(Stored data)
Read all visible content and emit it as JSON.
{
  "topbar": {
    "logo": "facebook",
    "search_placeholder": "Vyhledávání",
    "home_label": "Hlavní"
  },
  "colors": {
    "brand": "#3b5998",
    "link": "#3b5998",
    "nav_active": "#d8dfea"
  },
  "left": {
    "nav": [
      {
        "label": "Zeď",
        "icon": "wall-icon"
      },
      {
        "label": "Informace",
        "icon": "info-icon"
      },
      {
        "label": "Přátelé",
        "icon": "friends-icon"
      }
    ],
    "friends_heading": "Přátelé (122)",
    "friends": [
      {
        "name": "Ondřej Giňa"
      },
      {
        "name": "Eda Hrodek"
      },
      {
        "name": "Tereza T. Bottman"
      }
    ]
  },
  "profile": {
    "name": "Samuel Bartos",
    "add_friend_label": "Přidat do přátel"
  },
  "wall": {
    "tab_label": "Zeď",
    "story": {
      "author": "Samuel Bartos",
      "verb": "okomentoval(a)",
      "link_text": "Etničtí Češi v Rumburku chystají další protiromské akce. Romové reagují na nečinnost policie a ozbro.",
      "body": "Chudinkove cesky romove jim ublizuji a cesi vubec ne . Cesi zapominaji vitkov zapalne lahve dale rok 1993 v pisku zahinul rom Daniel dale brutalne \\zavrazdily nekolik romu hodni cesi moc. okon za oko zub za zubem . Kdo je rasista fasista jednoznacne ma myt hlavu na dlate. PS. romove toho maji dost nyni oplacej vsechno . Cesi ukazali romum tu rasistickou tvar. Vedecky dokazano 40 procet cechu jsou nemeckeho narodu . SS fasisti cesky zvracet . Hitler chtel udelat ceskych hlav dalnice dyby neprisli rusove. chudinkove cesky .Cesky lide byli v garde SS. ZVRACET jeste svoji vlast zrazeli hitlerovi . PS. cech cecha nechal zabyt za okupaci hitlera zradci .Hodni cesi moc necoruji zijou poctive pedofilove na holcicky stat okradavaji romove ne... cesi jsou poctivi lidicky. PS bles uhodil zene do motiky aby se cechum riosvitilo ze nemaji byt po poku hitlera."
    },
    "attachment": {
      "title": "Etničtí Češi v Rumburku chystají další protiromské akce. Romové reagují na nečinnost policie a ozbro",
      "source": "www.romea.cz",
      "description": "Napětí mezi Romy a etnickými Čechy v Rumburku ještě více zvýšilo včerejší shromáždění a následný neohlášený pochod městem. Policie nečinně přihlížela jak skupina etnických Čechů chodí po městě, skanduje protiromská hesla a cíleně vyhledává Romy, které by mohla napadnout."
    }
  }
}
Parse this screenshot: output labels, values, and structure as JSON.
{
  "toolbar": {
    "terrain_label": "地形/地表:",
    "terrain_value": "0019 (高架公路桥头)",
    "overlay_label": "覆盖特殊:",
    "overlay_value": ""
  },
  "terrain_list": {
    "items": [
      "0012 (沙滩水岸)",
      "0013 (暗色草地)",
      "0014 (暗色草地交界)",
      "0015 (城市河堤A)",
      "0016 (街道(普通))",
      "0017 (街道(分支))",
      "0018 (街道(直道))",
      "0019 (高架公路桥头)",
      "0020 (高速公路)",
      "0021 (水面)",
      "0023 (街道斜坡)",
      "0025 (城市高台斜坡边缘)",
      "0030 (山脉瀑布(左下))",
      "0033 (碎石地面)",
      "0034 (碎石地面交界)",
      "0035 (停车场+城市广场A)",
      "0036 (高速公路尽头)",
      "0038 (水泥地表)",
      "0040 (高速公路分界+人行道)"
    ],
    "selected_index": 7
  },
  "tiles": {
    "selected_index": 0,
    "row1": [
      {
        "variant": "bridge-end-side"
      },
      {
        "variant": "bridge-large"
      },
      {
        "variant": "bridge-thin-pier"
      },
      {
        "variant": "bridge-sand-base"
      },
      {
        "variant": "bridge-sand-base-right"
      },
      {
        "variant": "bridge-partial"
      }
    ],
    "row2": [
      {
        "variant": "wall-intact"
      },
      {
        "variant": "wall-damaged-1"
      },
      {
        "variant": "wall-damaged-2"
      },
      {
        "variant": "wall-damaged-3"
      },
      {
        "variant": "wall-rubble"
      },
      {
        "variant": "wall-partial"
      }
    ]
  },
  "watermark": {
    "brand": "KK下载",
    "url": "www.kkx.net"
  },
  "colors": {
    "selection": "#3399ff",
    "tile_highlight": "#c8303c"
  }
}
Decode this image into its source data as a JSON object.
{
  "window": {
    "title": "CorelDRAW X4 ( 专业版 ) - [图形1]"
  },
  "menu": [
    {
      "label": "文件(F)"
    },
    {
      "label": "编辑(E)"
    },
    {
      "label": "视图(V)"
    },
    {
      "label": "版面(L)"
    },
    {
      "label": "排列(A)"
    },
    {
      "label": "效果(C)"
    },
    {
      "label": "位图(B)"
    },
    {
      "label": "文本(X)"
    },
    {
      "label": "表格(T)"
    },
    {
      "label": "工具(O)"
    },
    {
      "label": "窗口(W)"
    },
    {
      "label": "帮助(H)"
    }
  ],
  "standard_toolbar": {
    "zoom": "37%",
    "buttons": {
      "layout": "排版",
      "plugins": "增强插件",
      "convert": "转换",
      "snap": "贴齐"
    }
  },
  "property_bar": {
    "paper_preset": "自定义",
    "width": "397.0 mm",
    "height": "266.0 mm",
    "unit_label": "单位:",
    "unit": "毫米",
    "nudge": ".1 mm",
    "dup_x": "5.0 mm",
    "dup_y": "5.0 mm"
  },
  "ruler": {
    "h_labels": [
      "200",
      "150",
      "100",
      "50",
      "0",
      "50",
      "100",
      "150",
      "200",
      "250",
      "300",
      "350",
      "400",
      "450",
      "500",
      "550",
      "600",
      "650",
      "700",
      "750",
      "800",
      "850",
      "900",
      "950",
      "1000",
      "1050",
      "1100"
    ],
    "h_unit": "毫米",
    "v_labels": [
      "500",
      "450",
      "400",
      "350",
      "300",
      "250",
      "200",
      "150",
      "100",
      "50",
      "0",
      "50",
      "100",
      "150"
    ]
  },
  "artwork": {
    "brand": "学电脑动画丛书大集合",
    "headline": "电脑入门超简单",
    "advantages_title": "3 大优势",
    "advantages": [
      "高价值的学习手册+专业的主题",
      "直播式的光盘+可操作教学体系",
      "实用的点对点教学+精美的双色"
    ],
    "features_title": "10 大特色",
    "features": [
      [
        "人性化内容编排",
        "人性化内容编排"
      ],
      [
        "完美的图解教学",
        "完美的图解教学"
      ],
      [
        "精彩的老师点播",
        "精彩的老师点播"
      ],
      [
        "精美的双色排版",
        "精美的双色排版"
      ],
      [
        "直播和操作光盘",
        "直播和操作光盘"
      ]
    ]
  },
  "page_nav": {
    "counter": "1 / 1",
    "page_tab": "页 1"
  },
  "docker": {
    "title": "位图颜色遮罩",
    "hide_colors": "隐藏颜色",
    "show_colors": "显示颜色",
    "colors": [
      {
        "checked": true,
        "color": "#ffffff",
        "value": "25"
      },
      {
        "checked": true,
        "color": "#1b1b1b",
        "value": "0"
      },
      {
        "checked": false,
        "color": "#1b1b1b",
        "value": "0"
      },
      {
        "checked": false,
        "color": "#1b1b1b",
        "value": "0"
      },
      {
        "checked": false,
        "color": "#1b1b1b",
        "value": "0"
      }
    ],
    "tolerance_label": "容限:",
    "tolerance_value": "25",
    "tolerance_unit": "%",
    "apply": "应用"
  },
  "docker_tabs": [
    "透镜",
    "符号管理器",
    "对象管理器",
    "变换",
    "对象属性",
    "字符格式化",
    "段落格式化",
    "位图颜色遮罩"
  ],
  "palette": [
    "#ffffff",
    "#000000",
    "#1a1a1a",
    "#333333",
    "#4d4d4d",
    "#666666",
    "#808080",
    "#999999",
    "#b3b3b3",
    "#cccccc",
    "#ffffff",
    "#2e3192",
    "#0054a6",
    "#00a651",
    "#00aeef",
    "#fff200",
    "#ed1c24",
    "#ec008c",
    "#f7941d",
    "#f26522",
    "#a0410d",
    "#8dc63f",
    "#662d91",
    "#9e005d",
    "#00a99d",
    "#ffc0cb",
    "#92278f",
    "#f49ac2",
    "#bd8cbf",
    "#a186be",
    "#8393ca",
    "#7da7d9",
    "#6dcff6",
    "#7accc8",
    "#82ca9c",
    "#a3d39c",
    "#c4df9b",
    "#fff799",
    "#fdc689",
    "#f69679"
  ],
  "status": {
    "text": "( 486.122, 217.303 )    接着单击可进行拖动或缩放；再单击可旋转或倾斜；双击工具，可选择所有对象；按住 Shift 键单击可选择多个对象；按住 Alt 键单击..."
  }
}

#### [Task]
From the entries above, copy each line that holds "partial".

#### [Answer space]
        "variant": "bridge-partial"
        "variant": "wall-partial"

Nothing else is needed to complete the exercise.